Agreed. The original Manticoran Alliance started out as an agreement between a bunch of tiny system-defense navies to let the RMN park in their systems. Pre-Third Yeltsin Grayson, Alizon, Zanzibar and so forth. Erewhon was the largest and IIRC only had about 12 wallers assigned to Allied efforts with the rest holding Erewhon.

All of them added together - even including the end-war GSN - simply don't add up to what the IAN already had in 1905.
Top
Re: Andermani strategic blunder in 1905 PD?
Post by Theemile   » Tue Sep 08, 2020 9:41 am

Theemile
Fleet Admiral

Posts: 4173
Joined: Sat Feb 27, 2010 4:50 pm
Location: All over the Place - Now Serving Dublin, OH

munroburton wrote:
Erls wrote:This is actually pretty easy to reconcile.

Let's go back to WWII, after the Atomic Bombs but before the Japanese surrendered. If, at that time, the Phillipines or Chinese had demanded that we keep going until Japan is invaded and conquered (or every city destroyed), it would have been pretty easy Truman and the Senate to shrug and accept the surrender. IF, however, a combination of Britain, France, Canada, and the Soviet Union had all demanded that Japan be invaded and conquered (or every city destroyed), it would have been a lot tougher call to make.

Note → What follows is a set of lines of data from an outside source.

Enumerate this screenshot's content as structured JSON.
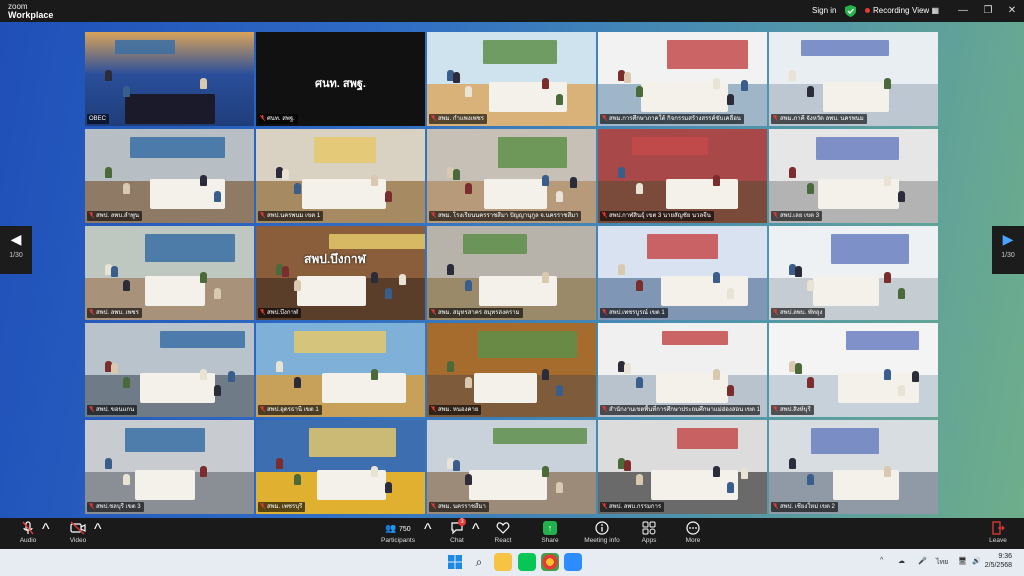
{
  "window": {
    "brand_top": "zoom",
    "brand_bottom": "Workplace",
    "sign_in": "Sign in",
    "recording": "Recording",
    "view": "View"
  },
  "pagination": {
    "prev_label": "1/30",
    "next_label": "1/30"
  },
  "tiles": [
    {
      "name": "OBEC",
      "active": true
    },
    {
      "name": "ศนท. สพฐ.",
      "plate": "ศนท. สพฐ."
    },
    {
      "name": "สพม. กำแพงเพชร"
    },
    {
      "name": "สพม.การศึกษาภาคใต้ กิจกรรมสร้างสรรค์ขับเคลื่อน"
    },
    {
      "name": "สพม.ภาคี จังหวัด ลพบ. นครพนม"
    },
    {
      "name": "สพป. ลพบ.ลำพูน"
    },
    {
      "name": "สพป.นครพนม เขต 1"
    },
    {
      "name": "สพม. โรงเรียนนครราชสีมา ปัญญานุกูล จ.นครราชสีมา"
    },
    {
      "name": "สพป.กาฬสินธุ์ เขต 3 นายสัญชัย นวลจีน"
    },
    {
      "name": "สพป.เลย เขต 3"
    },
    {
      "name": "สพป. ลพบ. เพชร"
    },
    {
      "name": "สพป.บึงกาฬ",
      "sign": "สพป.บึงกาฬ"
    },
    {
      "name": "สพม. สมุทรสาคร สมุทรสงคราม"
    },
    {
      "name": "สพป.เพชรบูรณ์ เขต 1"
    },
    {
      "name": "สพป.ลพบ. พัทลุง"
    },
    {
      "name": "สพป. ขอนแกน"
    },
    {
      "name": "สพป.อุดรธานี เขต 1"
    },
    {
      "name": "สพม. หนองคาย"
    },
    {
      "name": "สำนักงานเขตพื้นที่การศึกษาประถมศึกษาแม่ฮ่องสอน เขต 1"
    },
    {
      "name": "สพป.สิงห์บุรี"
    },
    {
      "name": "สพป.ชลบุรี เขต 3"
    },
    {
      "name": "สพม. เพชรบุรี"
    },
    {
      "name": "สพม. นครราชสีมา"
    },
    {
      "name": "สพป. ลพบ.กรรมการ"
    },
    {
      "name": "สพป. เชียงใหม่ เขต 2"
    }
  ],
  "toolbar": {
    "audio": "Audio",
    "video": "Video",
    "participants": "Participants",
    "participants_count": "750",
    "chat": "Chat",
    "chat_badge": "3",
    "react": "React",
    "share": "Share",
    "meeting_info": "Meeting info",
    "apps": "Apps",
    "more": "More",
    "leave": "Leave"
  },
  "taskbar": {
    "lang": "ไทย",
    "time": "9:36",
    "date": "2/5/2568"
  },
  "colors": {
    "accent_green": "#6fd86b",
    "recording_red": "#e53935",
    "share_green": "#22b14c"
  }
}
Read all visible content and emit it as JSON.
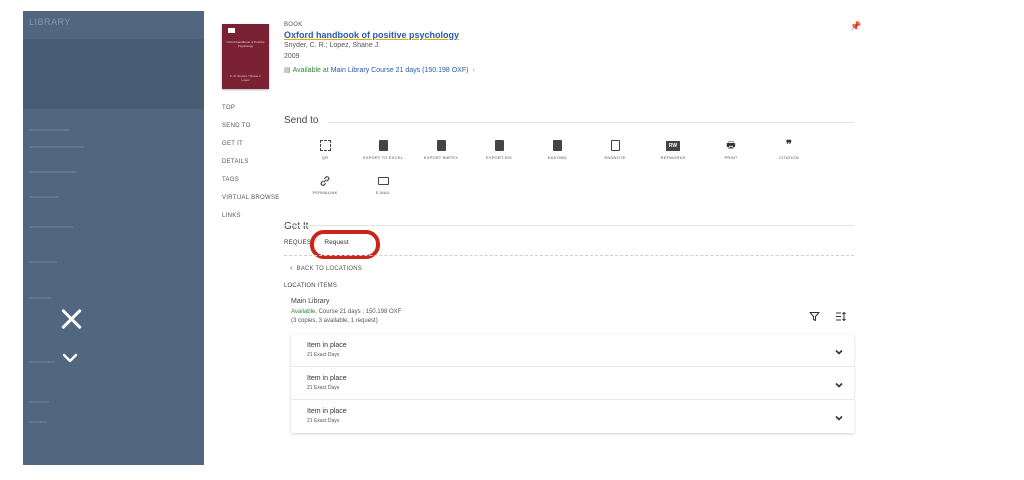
{
  "sidebar": {
    "brand": "LIBRARY"
  },
  "record": {
    "type": "BOOK",
    "title": "Oxford handbook of positive psychology",
    "authors": "Snyder, C. R.; Lopez, Shane J.",
    "year": "2009",
    "availability_status": "Available at",
    "availability_location": "Main Library  Course 21 days  (150.198 OXF)",
    "cover_title": "Oxford Handbook of Positive Psychology",
    "cover_authors": "C. R. Snyder / Shane J. Lopez"
  },
  "nav": [
    "TOP",
    "SEND TO",
    "GET IT",
    "DETAILS",
    "TAGS",
    "VIRTUAL BROWSE",
    "LINKS"
  ],
  "send_to": {
    "title": "Send to",
    "actions": [
      {
        "label": "QR",
        "icon": "qr-icon"
      },
      {
        "label": "EXPORT TO EXCEL",
        "icon": "excel-icon"
      },
      {
        "label": "EXPORT BIBTEX",
        "icon": "bibtex-icon"
      },
      {
        "label": "EXPORT RIS",
        "icon": "ris-icon"
      },
      {
        "label": "EASYBIB",
        "icon": "easybib-icon"
      },
      {
        "label": "ENDNOTE",
        "icon": "endnote-icon"
      },
      {
        "label": "REFWORKS",
        "icon": "refworks-icon"
      },
      {
        "label": "PRINT",
        "icon": "print-icon"
      },
      {
        "label": "CITATION",
        "icon": "quote-icon"
      },
      {
        "label": "PERMALINK",
        "icon": "link-icon"
      },
      {
        "label": "E-MAIL",
        "icon": "mail-icon"
      }
    ],
    "refworks_glyph": "RW"
  },
  "get_it": {
    "title": "Get It",
    "request_label": "REQUEST:",
    "request_tab": "Request",
    "back_label": "BACK TO LOCATIONS",
    "location_items_label": "LOCATION ITEMS",
    "library_name": "Main Library",
    "library_available": "Available",
    "library_details": ", Course 21 days ; 150.198 OXF",
    "library_copies": "(3 copies, 3 available, 1 request)",
    "items": [
      {
        "status": "Item in place",
        "policy": "21 Exact Days"
      },
      {
        "status": "Item in place",
        "policy": "21 Exact Days"
      },
      {
        "status": "Item in place",
        "policy": "21 Exact Days"
      }
    ]
  },
  "colors": {
    "overlay": "#51667f",
    "link": "#2a5aa8",
    "available": "#2f8a35",
    "highlight": "#c8261b"
  }
}
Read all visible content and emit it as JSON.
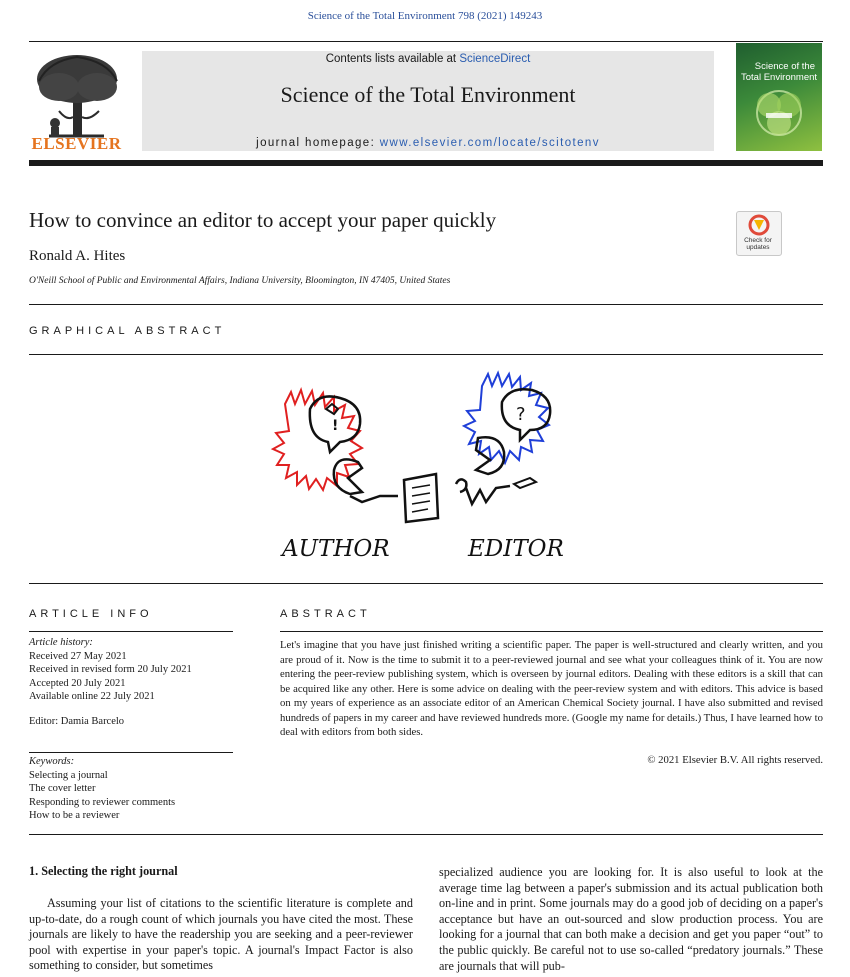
{
  "journal_citation": "Science of the Total Environment 798 (2021) 149243",
  "header": {
    "contents_prefix": "Contents lists available at ",
    "contents_link": "ScienceDirect",
    "journal_name": "Science of the Total Environment",
    "homepage_prefix": "journal homepage: ",
    "homepage_url": "www.elsevier.com/locate/scitotenv",
    "publisher": "ELSEVIER",
    "cover_title_line1": "Science of the",
    "cover_title_line2": "Total Environment"
  },
  "check_updates": {
    "line1": "Check for",
    "line2": "updates"
  },
  "article": {
    "title": "How to convince an editor to accept your paper quickly",
    "author": "Ronald A. Hites",
    "affiliation": "O'Neill School of Public and Environmental Affairs, Indiana University, Bloomington, IN 47405, United States"
  },
  "graphical_abstract": {
    "heading": "GRAPHICAL ABSTRACT",
    "label_author": "AUTHOR",
    "label_editor": "EDITOR"
  },
  "article_info": {
    "heading": "ARTICLE INFO",
    "history_label": "Article history:",
    "history": [
      "Received 27 May 2021",
      "Received in revised form 20 July 2021",
      "Accepted 20 July 2021",
      "Available online 22 July 2021"
    ],
    "editor": "Editor: Damia Barcelo",
    "keywords_label": "Keywords:",
    "keywords": [
      "Selecting a journal",
      "The cover letter",
      "Responding to reviewer comments",
      "How to be a reviewer"
    ]
  },
  "abstract": {
    "heading": "ABSTRACT",
    "text": "Let's imagine that you have just finished writing a scientific paper. The paper is well-structured and clearly written, and you are proud of it. Now is the time to submit it to a peer-reviewed journal and see what your colleagues think of it. You are now entering the peer-review publishing system, which is overseen by journal editors. Dealing with these editors is a skill that can be acquired like any other. Here is some advice on dealing with the peer-review system and with editors. This advice is based on my years of experience as an associate editor of an American Chemical Society journal. I have also submitted and revised hundreds of papers in my career and have reviewed hundreds more. (Google my name for details.) Thus, I have learned how to deal with editors from both sides.",
    "copyright": "© 2021 Elsevier B.V. All rights reserved."
  },
  "body": {
    "section_heading": "1. Selecting the right journal",
    "col1": "Assuming your list of citations to the scientific literature is complete and up-to-date, do a rough count of which journals you have cited the most. These journals are likely to have the readership you are seeking and a peer-reviewer pool with expertise in your paper's topic. A journal's Impact Factor is also something to consider, but sometimes",
    "col2": "specialized audience you are looking for. It is also useful to look at the average time lag between a paper's submission and its actual publication both on-line and in print. Some journals may do a good job of deciding on a paper's acceptance but have an out-sourced and slow production process. You are looking for a journal that can both make a decision and get you paper “out” to the public quickly. Be careful not to use so-called “predatory journals.” These are journals that will pub-"
  },
  "colors": {
    "link": "#2a5db0",
    "publisher_orange": "#e5741f",
    "author_bubble": "#e02020",
    "editor_bubble": "#1f3fd8"
  }
}
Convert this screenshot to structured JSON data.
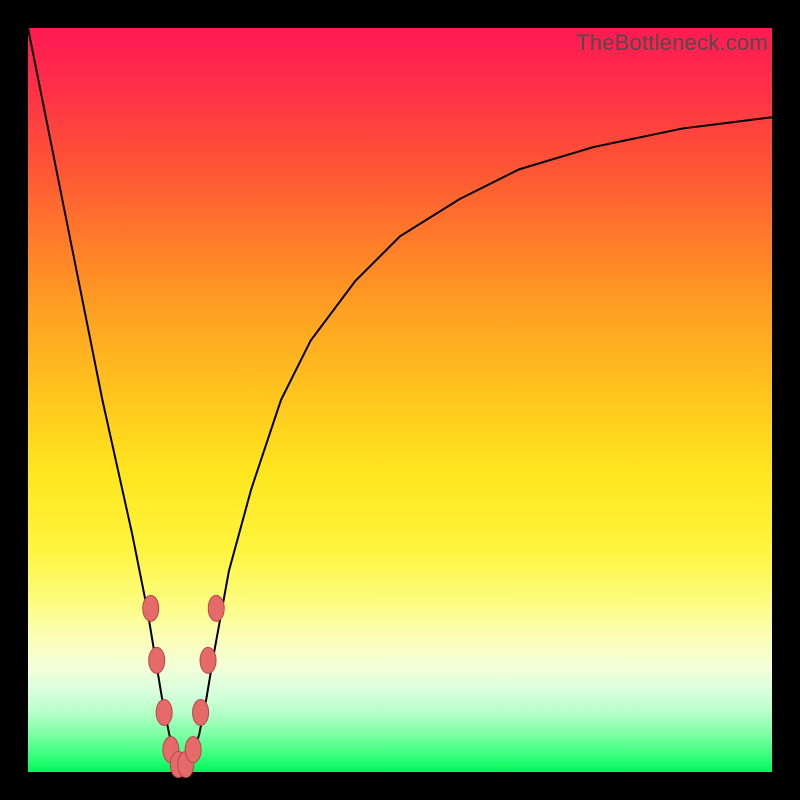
{
  "watermark": "TheBottleneck.com",
  "colors": {
    "frame": "#000000",
    "curve_stroke": "#000000",
    "marker_fill": "#e66a6a",
    "marker_stroke": "#b24848",
    "gradient_top": "#ff1a52",
    "gradient_bottom": "#00f55b"
  },
  "chart_data": {
    "type": "line",
    "title": "",
    "xlabel": "",
    "ylabel": "",
    "xlim": [
      0,
      100
    ],
    "ylim": [
      0,
      100
    ],
    "series": [
      {
        "name": "bottleneck-curve",
        "x": [
          0,
          2,
          4,
          6,
          8,
          10,
          12,
          14,
          16,
          17,
          18,
          19,
          20,
          21,
          22,
          23,
          24,
          25,
          27,
          30,
          34,
          38,
          44,
          50,
          58,
          66,
          76,
          88,
          100
        ],
        "y": [
          100,
          90,
          80,
          70,
          60,
          50,
          41,
          32,
          22,
          16,
          10,
          5,
          2,
          1,
          2,
          5,
          10,
          16,
          27,
          38,
          50,
          58,
          66,
          72,
          77,
          81,
          84,
          86.5,
          88
        ]
      }
    ],
    "markers": [
      {
        "x": 16.5,
        "y": 22
      },
      {
        "x": 17.3,
        "y": 15
      },
      {
        "x": 18.3,
        "y": 8
      },
      {
        "x": 19.2,
        "y": 3
      },
      {
        "x": 20.2,
        "y": 1
      },
      {
        "x": 21.2,
        "y": 1
      },
      {
        "x": 22.2,
        "y": 3
      },
      {
        "x": 23.2,
        "y": 8
      },
      {
        "x": 24.2,
        "y": 15
      },
      {
        "x": 25.3,
        "y": 22
      }
    ]
  }
}
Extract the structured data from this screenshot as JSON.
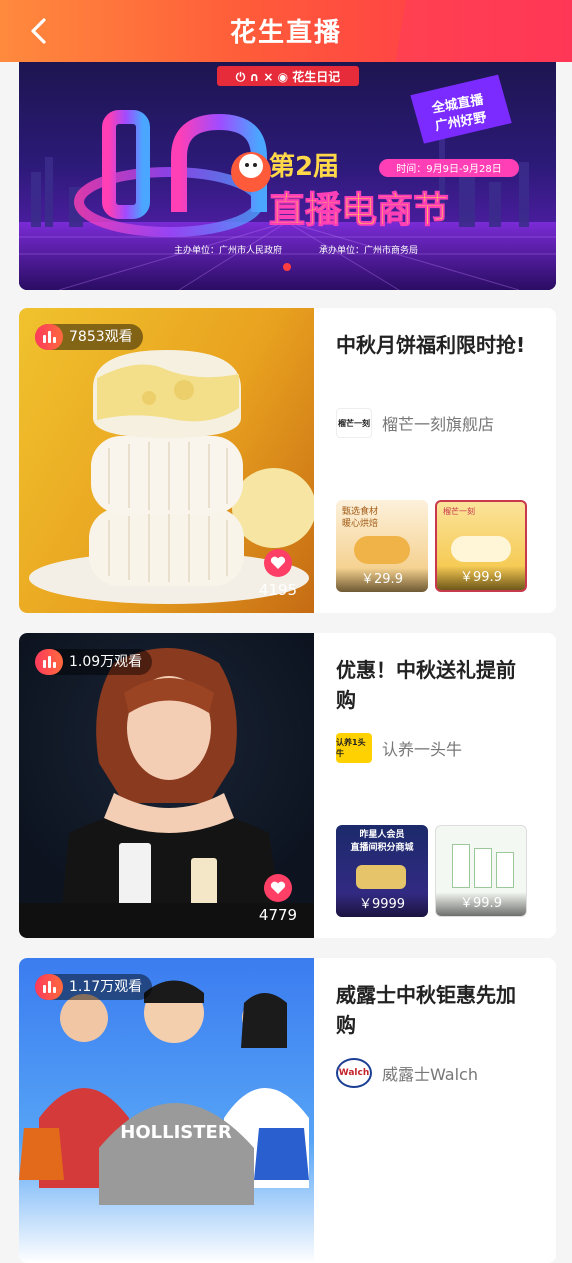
{
  "header": {
    "title": "花生直播"
  },
  "banner": {
    "logos_text": "花生日记",
    "badge_line1": "全城直播",
    "badge_line2": "广州好野",
    "edition": "第2届",
    "time": "时间：9月9日-9月28日",
    "event_name": "直播电商节",
    "organizer": "主办单位：广州市人民政府",
    "co_organizer": "承办单位：广州市商务局"
  },
  "cards": [
    {
      "views": "7853观看",
      "likes": "4195",
      "title": "中秋月饼福利限时抢!",
      "store": "榴芒一刻旗舰店",
      "store_logo": "榴芒一刻",
      "thumbs": [
        {
          "caption1": "甄选食材",
          "caption2": "暖心烘焙",
          "price": "￥29.9"
        },
        {
          "caption1": "榴芒一刻",
          "caption2": "",
          "price": "￥99.9"
        }
      ]
    },
    {
      "views": "1.09万观看",
      "likes": "4779",
      "title": "优惠！中秋送礼提前购",
      "store": "认养一头牛",
      "store_logo": "认养1头牛",
      "thumbs": [
        {
          "caption1": "昨星人会员",
          "caption2": "直播间积分商城",
          "price": "￥9999"
        },
        {
          "caption1": "",
          "caption2": "",
          "price": "￥99.9"
        }
      ]
    },
    {
      "views": "1.17万观看",
      "likes": "",
      "title": "威露士中秋钜惠先加购",
      "store": "威露士Walch",
      "store_logo": "Walch",
      "shirt_text": "HOLLISTER"
    }
  ],
  "colors": {
    "accent": "#ff3f66",
    "header_start": "#ff8a3d",
    "header_end": "#ff2f4f"
  }
}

And then take it a step further, instead of an unconditional surrender Japan instead had sought a ceasefire to negotiate final terms. Had this happened, with Washington's largest allies demanding the war continue until complete victory, I don't see how Truman doesn't keep dropping bombs until complete victory.

The point is that it is really easy to tell Grayson at the end of the first war to pound sand. It would have been a lot tougher to tell that to the Andermani, especially if the Andermani had gotten Manty tech.


Agreed. The original Manticoran Alliance started out as an agreement between a bunch of tiny system-defense navies to let the RMN park in their systems. Pre-Third Yeltsin Grayson, Alizon, Zanzibar and so forth. Erewhon was the largest and IIRC only had about 12 wallers assigned to Allied efforts with the rest holding Erewhon.

All of them added together - even including the end-war GSN - simply don't add up to what the IAN already had in 1905.


The only other net positive member was Talbot - and even that was questionable until later in the war, if ever.
******
RFC said "refitting a Beowulfan SD to Manticoran standards would be just as difficult as refitting a standard SLN SD to those standards. In other words, it would be cheaper and faster to build new ships."
Top

Return to Honorverse